*Problem to solve*: Please report how many lines of the listing hold the word "verified". Add nothing to the number.

· · · · · · ·

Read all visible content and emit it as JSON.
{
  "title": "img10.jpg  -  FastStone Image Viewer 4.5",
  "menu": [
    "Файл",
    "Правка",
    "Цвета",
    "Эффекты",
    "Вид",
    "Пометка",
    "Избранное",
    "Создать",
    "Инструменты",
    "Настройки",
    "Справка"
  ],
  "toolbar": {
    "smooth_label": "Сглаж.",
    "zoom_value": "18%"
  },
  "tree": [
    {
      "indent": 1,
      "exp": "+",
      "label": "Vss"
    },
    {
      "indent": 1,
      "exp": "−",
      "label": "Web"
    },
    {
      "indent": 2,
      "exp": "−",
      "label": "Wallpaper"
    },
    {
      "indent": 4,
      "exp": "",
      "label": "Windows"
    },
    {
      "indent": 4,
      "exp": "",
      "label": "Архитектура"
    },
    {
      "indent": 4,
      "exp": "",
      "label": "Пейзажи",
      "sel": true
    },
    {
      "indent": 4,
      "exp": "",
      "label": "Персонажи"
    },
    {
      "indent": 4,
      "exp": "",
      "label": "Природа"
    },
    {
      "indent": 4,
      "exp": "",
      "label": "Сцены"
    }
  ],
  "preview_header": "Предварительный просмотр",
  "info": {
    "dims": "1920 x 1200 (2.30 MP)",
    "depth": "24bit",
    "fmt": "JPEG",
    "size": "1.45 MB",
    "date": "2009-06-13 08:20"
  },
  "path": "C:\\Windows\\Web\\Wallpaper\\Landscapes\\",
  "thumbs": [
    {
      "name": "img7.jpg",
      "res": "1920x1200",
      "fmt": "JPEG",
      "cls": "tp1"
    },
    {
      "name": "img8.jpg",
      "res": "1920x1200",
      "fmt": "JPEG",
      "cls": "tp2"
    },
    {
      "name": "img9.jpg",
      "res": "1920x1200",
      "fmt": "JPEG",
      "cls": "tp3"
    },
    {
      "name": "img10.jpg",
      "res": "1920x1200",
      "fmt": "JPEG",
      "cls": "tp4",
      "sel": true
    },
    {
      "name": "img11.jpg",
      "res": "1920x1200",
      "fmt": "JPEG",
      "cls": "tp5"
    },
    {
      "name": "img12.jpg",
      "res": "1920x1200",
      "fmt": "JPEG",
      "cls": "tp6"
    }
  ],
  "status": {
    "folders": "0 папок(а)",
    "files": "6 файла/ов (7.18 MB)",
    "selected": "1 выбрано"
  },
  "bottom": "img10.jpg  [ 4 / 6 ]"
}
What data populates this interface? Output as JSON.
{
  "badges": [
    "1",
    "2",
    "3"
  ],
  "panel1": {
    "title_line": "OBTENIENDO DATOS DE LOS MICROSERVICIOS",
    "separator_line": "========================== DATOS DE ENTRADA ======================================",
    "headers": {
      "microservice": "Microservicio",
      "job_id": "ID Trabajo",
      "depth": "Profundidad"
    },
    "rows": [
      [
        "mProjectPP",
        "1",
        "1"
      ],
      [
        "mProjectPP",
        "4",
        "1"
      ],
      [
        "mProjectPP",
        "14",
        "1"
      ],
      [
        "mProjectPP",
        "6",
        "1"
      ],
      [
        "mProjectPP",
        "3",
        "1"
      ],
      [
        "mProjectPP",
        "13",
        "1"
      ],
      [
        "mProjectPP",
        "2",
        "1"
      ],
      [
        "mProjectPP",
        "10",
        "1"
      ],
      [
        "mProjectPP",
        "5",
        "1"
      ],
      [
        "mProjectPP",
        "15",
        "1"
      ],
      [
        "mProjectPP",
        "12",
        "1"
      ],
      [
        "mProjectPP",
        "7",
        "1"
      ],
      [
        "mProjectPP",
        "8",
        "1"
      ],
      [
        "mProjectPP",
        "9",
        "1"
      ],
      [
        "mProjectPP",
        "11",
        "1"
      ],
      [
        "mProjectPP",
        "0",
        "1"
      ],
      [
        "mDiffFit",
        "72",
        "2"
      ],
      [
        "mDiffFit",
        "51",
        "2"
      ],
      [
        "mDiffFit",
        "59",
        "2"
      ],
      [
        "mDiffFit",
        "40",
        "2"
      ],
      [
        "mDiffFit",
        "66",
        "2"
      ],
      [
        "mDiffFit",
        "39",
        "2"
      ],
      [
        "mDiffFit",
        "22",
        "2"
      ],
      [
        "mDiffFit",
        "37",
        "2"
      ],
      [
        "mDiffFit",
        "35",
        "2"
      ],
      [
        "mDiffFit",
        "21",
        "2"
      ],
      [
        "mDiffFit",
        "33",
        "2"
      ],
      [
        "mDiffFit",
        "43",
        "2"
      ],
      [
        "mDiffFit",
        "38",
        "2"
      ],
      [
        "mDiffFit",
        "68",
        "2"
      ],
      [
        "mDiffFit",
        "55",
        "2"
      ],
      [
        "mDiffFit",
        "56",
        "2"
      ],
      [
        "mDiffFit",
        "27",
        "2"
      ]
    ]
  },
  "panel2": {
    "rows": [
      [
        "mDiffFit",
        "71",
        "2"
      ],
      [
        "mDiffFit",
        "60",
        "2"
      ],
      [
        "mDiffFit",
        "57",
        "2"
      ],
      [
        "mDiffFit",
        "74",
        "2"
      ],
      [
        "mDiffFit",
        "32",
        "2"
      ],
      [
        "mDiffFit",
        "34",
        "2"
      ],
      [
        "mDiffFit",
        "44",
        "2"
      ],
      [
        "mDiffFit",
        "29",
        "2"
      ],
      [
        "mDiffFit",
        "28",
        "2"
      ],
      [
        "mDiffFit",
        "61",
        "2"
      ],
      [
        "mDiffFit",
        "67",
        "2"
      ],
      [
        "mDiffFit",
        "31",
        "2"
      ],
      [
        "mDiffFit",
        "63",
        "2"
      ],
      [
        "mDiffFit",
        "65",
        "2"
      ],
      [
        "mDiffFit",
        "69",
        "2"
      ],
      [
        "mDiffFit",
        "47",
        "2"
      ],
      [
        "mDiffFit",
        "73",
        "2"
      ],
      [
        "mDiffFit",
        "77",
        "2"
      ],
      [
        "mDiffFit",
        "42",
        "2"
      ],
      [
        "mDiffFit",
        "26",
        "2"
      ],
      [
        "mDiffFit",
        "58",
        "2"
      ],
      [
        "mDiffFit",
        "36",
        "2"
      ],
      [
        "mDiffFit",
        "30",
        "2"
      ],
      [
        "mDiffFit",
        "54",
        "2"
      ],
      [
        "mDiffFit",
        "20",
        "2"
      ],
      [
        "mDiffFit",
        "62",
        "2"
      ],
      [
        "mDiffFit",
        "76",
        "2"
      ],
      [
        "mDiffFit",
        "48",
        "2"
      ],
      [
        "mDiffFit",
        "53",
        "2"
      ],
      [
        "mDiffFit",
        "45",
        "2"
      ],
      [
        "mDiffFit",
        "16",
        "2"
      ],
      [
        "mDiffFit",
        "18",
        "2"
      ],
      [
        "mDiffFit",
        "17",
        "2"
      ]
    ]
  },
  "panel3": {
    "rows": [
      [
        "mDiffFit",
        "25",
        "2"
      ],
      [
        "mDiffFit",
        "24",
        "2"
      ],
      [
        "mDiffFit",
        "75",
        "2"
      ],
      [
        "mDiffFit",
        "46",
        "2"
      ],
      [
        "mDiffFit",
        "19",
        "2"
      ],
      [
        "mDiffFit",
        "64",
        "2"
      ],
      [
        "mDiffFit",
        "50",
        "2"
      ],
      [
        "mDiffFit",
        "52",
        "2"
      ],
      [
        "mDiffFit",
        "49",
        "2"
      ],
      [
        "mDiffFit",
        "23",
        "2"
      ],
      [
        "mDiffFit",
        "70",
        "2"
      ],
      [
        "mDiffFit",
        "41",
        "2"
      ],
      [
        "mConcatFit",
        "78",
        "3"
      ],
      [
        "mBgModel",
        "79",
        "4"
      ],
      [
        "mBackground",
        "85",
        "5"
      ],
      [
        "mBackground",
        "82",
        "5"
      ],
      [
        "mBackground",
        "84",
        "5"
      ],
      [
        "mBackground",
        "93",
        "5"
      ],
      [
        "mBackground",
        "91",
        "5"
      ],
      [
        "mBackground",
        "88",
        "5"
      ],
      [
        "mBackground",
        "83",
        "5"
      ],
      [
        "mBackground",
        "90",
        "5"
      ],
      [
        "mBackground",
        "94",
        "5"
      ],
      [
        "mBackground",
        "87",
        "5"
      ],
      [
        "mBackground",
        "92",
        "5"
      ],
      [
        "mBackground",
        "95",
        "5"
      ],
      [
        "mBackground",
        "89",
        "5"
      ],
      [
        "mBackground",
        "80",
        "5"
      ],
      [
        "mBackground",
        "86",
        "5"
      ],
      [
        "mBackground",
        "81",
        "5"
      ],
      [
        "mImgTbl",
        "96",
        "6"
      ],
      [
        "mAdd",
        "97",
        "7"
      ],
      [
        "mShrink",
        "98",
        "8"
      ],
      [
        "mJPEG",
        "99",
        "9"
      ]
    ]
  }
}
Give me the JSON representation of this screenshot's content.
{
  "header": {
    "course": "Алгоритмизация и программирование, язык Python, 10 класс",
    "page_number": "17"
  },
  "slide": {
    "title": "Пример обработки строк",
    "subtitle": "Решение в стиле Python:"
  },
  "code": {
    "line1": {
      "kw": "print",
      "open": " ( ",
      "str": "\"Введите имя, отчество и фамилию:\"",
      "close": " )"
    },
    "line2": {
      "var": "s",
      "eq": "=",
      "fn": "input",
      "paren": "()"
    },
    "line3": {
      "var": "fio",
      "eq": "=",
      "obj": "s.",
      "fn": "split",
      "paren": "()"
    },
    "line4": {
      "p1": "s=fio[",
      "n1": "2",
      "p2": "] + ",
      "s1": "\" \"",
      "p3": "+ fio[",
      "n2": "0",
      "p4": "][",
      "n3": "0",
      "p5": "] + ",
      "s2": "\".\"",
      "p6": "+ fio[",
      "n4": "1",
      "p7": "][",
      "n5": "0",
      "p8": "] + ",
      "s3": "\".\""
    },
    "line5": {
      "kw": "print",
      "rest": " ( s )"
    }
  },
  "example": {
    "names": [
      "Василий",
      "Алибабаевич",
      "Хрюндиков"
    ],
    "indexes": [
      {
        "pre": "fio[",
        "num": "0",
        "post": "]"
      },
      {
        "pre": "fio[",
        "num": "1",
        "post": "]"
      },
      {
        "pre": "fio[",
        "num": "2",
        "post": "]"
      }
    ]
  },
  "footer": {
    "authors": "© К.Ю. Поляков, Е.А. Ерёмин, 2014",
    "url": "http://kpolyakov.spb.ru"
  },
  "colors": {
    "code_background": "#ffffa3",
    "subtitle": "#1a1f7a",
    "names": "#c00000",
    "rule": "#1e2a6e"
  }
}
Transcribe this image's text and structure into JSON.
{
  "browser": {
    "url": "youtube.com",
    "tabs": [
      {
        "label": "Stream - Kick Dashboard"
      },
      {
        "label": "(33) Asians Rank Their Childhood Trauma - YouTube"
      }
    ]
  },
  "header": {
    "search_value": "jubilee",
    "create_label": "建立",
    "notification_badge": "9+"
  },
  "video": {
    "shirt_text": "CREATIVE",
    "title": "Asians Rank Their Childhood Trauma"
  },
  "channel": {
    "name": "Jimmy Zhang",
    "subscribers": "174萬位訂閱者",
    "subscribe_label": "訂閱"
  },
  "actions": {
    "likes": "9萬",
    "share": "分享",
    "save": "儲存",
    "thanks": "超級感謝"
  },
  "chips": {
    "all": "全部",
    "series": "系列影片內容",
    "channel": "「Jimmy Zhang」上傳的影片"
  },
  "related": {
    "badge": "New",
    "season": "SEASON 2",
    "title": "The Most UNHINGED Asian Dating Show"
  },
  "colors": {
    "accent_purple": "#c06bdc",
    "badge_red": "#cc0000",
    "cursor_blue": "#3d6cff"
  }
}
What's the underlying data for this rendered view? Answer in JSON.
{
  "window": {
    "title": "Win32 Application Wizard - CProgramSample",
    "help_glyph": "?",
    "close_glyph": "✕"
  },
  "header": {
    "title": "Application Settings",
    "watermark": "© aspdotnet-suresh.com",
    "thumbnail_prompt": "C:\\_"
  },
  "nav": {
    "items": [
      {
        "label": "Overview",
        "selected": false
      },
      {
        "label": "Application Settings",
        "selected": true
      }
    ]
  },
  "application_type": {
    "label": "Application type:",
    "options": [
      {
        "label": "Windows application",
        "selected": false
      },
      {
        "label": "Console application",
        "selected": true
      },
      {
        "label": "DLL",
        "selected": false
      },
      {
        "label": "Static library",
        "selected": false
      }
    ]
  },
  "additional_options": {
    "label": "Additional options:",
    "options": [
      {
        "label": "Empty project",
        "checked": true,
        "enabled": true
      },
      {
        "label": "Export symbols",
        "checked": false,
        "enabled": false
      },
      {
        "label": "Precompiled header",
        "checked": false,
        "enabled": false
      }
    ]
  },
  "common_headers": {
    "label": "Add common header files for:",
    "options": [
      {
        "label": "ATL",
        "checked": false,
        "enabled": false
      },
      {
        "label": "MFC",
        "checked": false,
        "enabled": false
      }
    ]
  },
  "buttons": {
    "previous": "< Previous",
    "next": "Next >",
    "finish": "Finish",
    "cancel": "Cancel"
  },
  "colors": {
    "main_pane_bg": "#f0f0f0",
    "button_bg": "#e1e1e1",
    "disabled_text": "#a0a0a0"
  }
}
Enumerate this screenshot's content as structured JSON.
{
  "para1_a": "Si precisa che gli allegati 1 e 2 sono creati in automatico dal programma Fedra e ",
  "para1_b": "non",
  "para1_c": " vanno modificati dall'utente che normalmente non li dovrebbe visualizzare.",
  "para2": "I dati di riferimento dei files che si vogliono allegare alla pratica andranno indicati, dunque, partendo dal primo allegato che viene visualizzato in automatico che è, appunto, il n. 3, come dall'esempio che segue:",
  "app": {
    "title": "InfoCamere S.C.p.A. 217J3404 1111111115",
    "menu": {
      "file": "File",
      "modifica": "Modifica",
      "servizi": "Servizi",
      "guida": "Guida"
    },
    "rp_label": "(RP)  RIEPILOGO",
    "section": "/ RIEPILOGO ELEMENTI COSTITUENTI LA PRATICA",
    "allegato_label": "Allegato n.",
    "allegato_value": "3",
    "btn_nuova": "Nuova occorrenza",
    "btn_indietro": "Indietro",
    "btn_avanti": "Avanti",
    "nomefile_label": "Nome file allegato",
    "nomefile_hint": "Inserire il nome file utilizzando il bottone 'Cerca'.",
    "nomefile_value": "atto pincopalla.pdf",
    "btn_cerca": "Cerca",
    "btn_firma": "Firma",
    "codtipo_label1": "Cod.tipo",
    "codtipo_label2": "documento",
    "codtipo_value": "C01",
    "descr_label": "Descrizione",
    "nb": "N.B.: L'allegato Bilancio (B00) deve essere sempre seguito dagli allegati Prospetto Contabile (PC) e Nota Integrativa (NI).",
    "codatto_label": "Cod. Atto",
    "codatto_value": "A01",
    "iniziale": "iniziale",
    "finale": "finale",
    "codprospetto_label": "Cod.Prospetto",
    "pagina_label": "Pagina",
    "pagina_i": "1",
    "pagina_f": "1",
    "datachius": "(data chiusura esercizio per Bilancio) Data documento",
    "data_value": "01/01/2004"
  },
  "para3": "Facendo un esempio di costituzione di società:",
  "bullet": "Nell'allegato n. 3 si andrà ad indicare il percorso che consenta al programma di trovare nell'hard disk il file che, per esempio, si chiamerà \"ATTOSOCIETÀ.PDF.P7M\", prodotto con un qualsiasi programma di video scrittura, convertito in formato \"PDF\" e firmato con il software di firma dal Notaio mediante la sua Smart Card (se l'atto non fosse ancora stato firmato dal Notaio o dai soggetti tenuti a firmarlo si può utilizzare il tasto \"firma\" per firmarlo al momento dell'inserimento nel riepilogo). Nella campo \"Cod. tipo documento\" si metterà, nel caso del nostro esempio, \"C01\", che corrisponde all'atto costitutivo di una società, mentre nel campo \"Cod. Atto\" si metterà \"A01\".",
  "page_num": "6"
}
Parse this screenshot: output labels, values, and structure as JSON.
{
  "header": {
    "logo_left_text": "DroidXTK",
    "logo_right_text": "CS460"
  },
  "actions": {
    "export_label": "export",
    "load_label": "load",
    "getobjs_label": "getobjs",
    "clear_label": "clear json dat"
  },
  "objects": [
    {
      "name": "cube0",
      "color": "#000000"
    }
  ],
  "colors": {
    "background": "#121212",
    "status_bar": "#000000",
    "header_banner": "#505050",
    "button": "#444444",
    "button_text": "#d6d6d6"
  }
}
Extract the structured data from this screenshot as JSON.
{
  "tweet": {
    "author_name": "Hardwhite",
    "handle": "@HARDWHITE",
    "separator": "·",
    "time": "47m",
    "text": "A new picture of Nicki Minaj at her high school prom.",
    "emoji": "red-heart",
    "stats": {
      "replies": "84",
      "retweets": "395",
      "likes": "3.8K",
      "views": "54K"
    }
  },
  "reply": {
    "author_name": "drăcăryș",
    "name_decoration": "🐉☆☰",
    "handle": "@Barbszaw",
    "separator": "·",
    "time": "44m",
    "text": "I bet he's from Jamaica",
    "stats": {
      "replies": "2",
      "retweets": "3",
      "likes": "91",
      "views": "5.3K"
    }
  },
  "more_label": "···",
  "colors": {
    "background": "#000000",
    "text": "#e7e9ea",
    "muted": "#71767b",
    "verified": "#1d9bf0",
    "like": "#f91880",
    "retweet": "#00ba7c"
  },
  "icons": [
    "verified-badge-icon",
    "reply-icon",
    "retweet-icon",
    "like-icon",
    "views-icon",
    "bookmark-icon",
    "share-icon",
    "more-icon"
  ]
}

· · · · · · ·

*Expected answer*: 2